Turkish judge orders investigation into whether comparing Turkish President Erdogan with Gollum is offensive

Insulting the president is a crime punishable by prison in Turkey

Serina Sandhu
Wednesday 02 December 2015 11:12
Comments
A judge has ordered a character assessment of Gollum
A judge has ordered a character assessment of Gollum

A case involving a man accused of insulting Turkey's President Erdogan has led a judge to order a character assessment of Gollum from Lord of the Rings.

Bilgin Ciftci, a physician, was reportedly expelled from the Public Health Institution of Turkey in October after allegedly sharing a meme in which President Recep Tayyip Erdogan’s facial expressions were compared to those made by the fictional character.

Failing to come to a decision in court, the judge ordered an investigation to decide whether or not an insult had been made against the president, the Today’s Zaman newspaper reported.

It came after the judge reportedly admitted to only having seen parts of the Lord of the Rings films in which Gollum features.

It is believed that two academics, two behavioural scientists and an expert on cinema and television productions will be involved in examining the character, who first featured in JRR Tolkien’s book, The Hobbit, in 1937.

According to Today’s Zaman, Mr Ciftci claimed he did not insult anyone and that Gollum was not a bad character.

The 47-year-old doctor told The Independent that he was “very surprised” when he learned he would be prosecuted.

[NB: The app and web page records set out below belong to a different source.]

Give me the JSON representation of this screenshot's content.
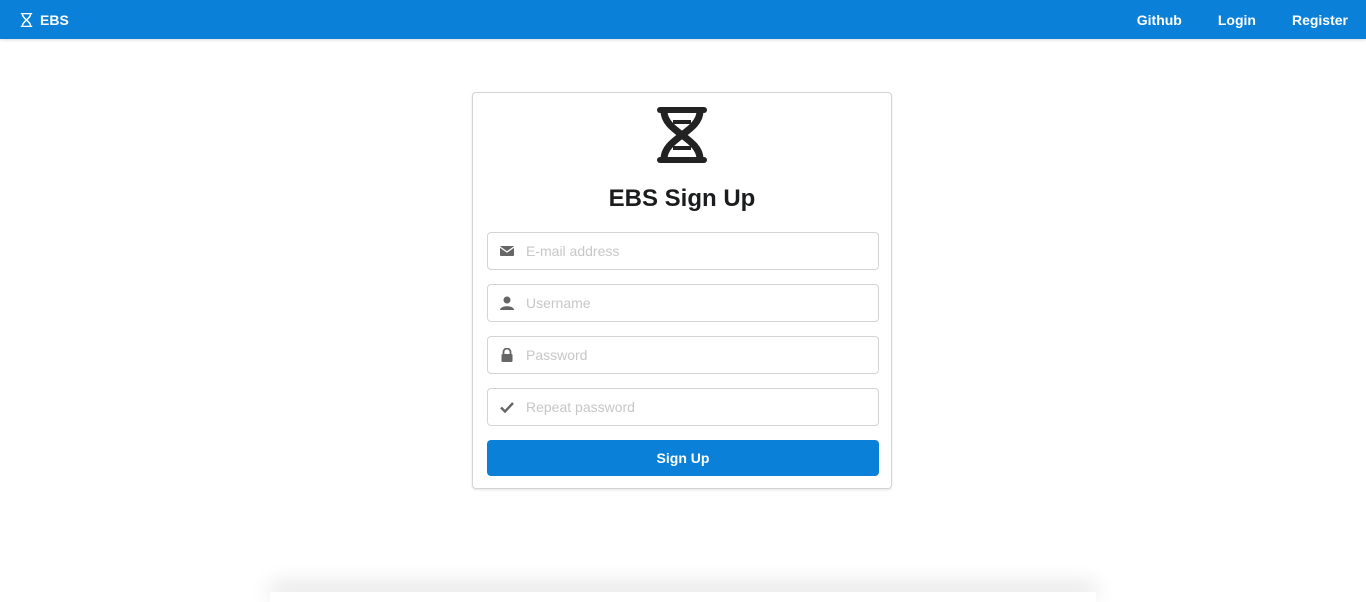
{
  "navbar": {
    "brand": "EBS",
    "links": [
      "Github",
      "Login",
      "Register"
    ],
    "color": "#0a80d8"
  },
  "form": {
    "title": "EBS Sign Up",
    "logo_icon": "dna-icon",
    "fields": [
      {
        "icon": "envelope-icon",
        "placeholder": "E-mail address",
        "value": ""
      },
      {
        "icon": "user-icon",
        "placeholder": "Username",
        "value": ""
      },
      {
        "icon": "lock-icon",
        "placeholder": "Password",
        "value": ""
      },
      {
        "icon": "check-icon",
        "placeholder": "Repeat password",
        "value": ""
      }
    ],
    "submit_label": "Sign Up"
  }
}
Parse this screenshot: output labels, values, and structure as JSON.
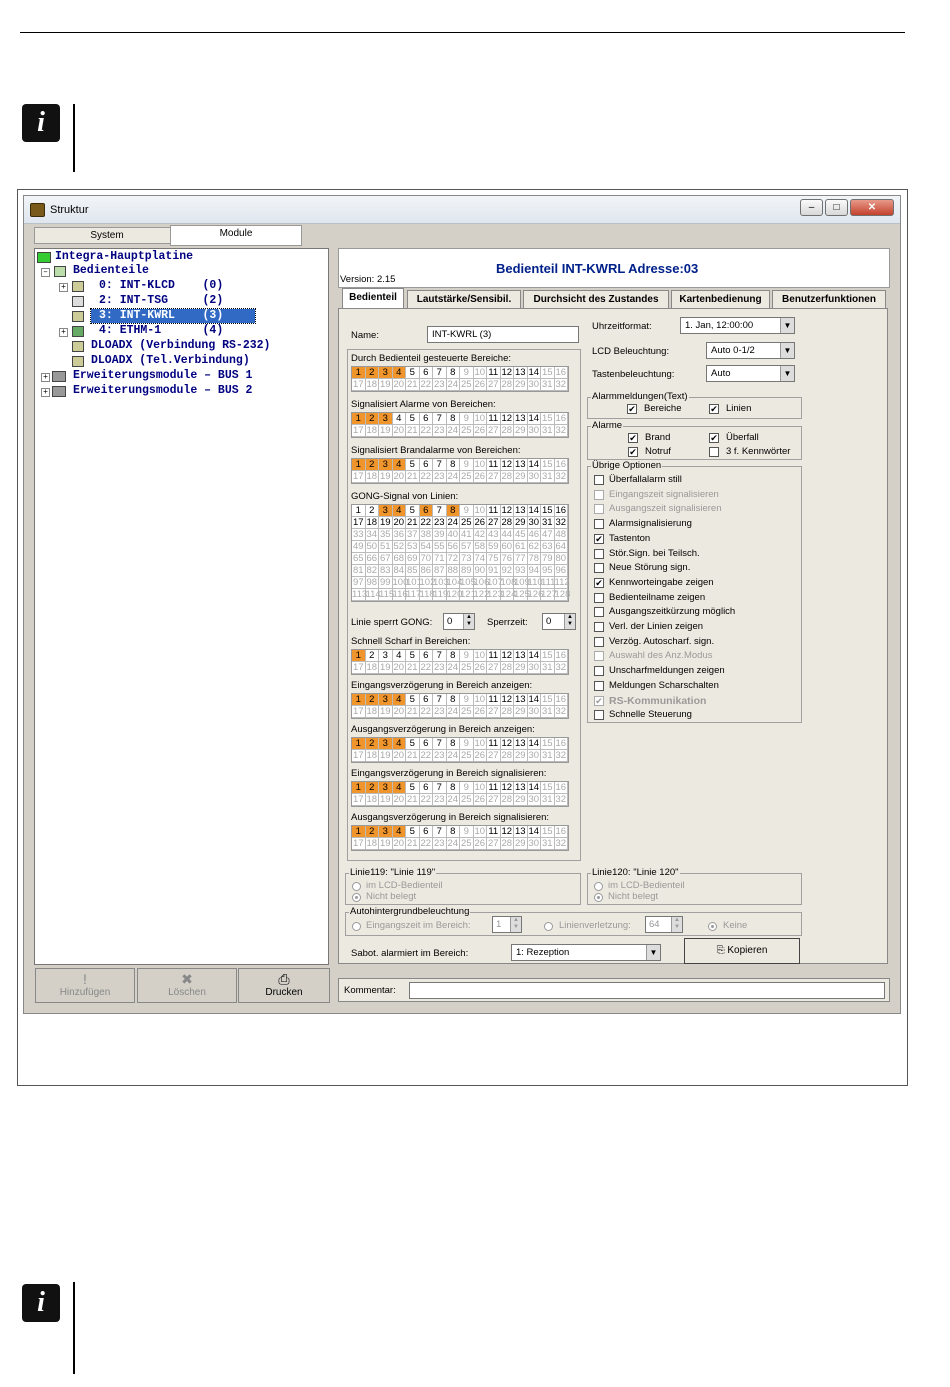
{
  "window": {
    "title": "Struktur",
    "min": "–",
    "max": "□",
    "close": "✕"
  },
  "tabs": {
    "system": "System",
    "module": "Module"
  },
  "tree": {
    "root": "Integra-Hauptplatine",
    "bedienteile": "Bedienteile",
    "items": [
      {
        "label": "0: INT-KLCD    (0)"
      },
      {
        "label": "2: INT-TSG     (2)"
      },
      {
        "label": "3: INT-KWRL    (3)"
      },
      {
        "label": "4: ETHM-1      (4)"
      }
    ],
    "dload1": "DLOADX (Verbindung RS-232)",
    "dload2": "DLOADX (Tel.Verbindung)",
    "bus1": "Erweiterungsmodule – BUS 1",
    "bus2": "Erweiterungsmodule – BUS 2"
  },
  "leftButtons": {
    "add": "Hinzufügen",
    "delete": "Löschen",
    "print": "Drucken"
  },
  "header": {
    "title": "Bedienteil INT-KWRL Adresse:03",
    "version": "Version: 2.15"
  },
  "subtabs": [
    "Bedienteil",
    "Lautstärke/Sensibil.",
    "Durchsicht des Zustandes",
    "Kartenbedienung",
    "Benutzerfunktionen"
  ],
  "name": {
    "label": "Name:",
    "value": "INT-KWRL   (3)"
  },
  "areaGrids": [
    {
      "label": "Durch Bedienteil gesteuerte Bereiche:",
      "on": [
        1,
        2,
        3,
        4
      ]
    },
    {
      "label": "Signalisiert Alarme von Bereichen:",
      "on": [
        1,
        2,
        3
      ]
    },
    {
      "label": "Signalisiert Brandalarme von Bereichen:",
      "on": [
        1,
        2,
        3,
        4
      ]
    }
  ],
  "gong": {
    "label": "GONG-Signal von Linien:",
    "on": [
      3,
      4,
      6,
      8
    ],
    "linieLabel": "Linie sperrt GONG:",
    "linieVal": "0",
    "sperrLabel": "Sperrzeit:",
    "sperrVal": "0"
  },
  "areaGrids2": [
    {
      "label": "Schnell Scharf in Bereichen:",
      "on": [
        1
      ]
    },
    {
      "label": "Eingangsverzögerung in Bereich anzeigen:",
      "on": [
        1,
        2,
        3,
        4
      ]
    },
    {
      "label": "Ausgangsverzögerung in Bereich anzeigen:",
      "on": [
        1,
        2,
        3,
        4
      ]
    },
    {
      "label": "Eingangsverzögerung in Bereich signalisieren:",
      "on": [
        1,
        2,
        3,
        4
      ]
    },
    {
      "label": "Ausgangsverzögerung in Bereich signalisieren:",
      "on": [
        1,
        2,
        3,
        4
      ]
    }
  ],
  "right": {
    "uhrLabel": "Uhrzeitformat:",
    "uhrVal": "1. Jan, 12:00:00",
    "lcdLabel": "LCD Beleuchtung:",
    "lcdVal": "Auto 0-1/2",
    "tastLabel": "Tastenbeleuchtung:",
    "tastVal": "Auto",
    "alarmText": "Alarmmeldungen(Text)",
    "bereiche": "Bereiche",
    "linien": "Linien",
    "alarme": "Alarme",
    "brand": "Brand",
    "ueberfall": "Überfall",
    "notruf": "Notruf",
    "kennw": "3 f. Kennwörter",
    "uebrige": "Übrige Optionen"
  },
  "options": [
    {
      "label": "Überfallalarm still",
      "checked": false,
      "enabled": true
    },
    {
      "label": "Eingangszeit signalisieren",
      "checked": false,
      "enabled": false
    },
    {
      "label": "Ausgangszeit signalisieren",
      "checked": false,
      "enabled": false
    },
    {
      "label": "Alarmsignalisierung",
      "checked": false,
      "enabled": true
    },
    {
      "label": "Tastenton",
      "checked": true,
      "enabled": true
    },
    {
      "label": "Stör.Sign. bei Teilsch.",
      "checked": false,
      "enabled": true
    },
    {
      "label": "Neue Störung sign.",
      "checked": false,
      "enabled": true
    },
    {
      "label": "Kennworteingabe zeigen",
      "checked": true,
      "enabled": true
    },
    {
      "label": "Bedienteilname zeigen",
      "checked": false,
      "enabled": true
    },
    {
      "label": "Ausgangszeitkürzung möglich",
      "checked": false,
      "enabled": true
    },
    {
      "label": "Verl. der Linien zeigen",
      "checked": false,
      "enabled": true
    },
    {
      "label": "Verzög. Autoscharf. sign.",
      "checked": false,
      "enabled": true
    },
    {
      "label": "Auswahl des Anz.Modus",
      "checked": false,
      "enabled": false
    },
    {
      "label": "Unscharfmeldungen zeigen",
      "checked": false,
      "enabled": true
    },
    {
      "label": "Meldungen Scharschalten",
      "checked": false,
      "enabled": true
    },
    {
      "label": "RS-Kommunikation",
      "checked": true,
      "enabled": false
    },
    {
      "label": "Schnelle Steuerung",
      "checked": false,
      "enabled": true
    }
  ],
  "bottom": {
    "l119": "Linie119: \"Linie 119\"",
    "l120": "Linie120: \"Linie 120\"",
    "imLCD": "im LCD-Bedienteil",
    "nicht": "Nicht belegt",
    "auto": "Autohintergrundbeleuchtung",
    "eingang": "Eingangszeit im Bereich:",
    "eingangVal": "1",
    "linVerl": "Linienverletzung:",
    "linVal": "64",
    "keine": "Keine",
    "sabot": "Sabot. alarmiert im Bereich:",
    "sabotVal": "1: Rezeption",
    "kopieren": "Kopieren",
    "kommentar": "Kommentar:"
  },
  "colors": {
    "accent": "#f0952c",
    "headerText": "#00208a",
    "tree": "#000080"
  }
}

The case, he said, showed that Turkey was going through “a very difficult time.” Asked if he regretted sharing the images, he said: "I see it as a question of freedom of speech and of humour. I don't think I've done anything to regret."

In Turkey, insulting the president is a crime punishable by prison and if convicted, Mr Ciftci could face two years in prison.

The case has been adjourned until February.

Between August 2014 and March 2015, 236 people were investigated for “insulting the head of state,” the BBC reported.

Register for free to continue reading

Registration is a free and easy way to support our truly independent journalism

By registering, you will also enjoy limited access to Premium articles, exclusive newsletters, commenting, and virtual events with our leading journalists

Already have an account? sign in

By clicking ‘Register’ you confirm that your data has been entered correctly and you have read and agree to our Terms of use, Cookie policy and Privacy notice.

This site is protected by reCAPTCHA and the Google Privacy policy and Terms of service apply.

Join our new commenting forum

Join thought-provoking conversations, follow other Independent readers and see their replies

Comments

Thank you for registering

Please refresh the page or navigate to another page on the site to be automatically logged inPlease refresh your browser to be logged in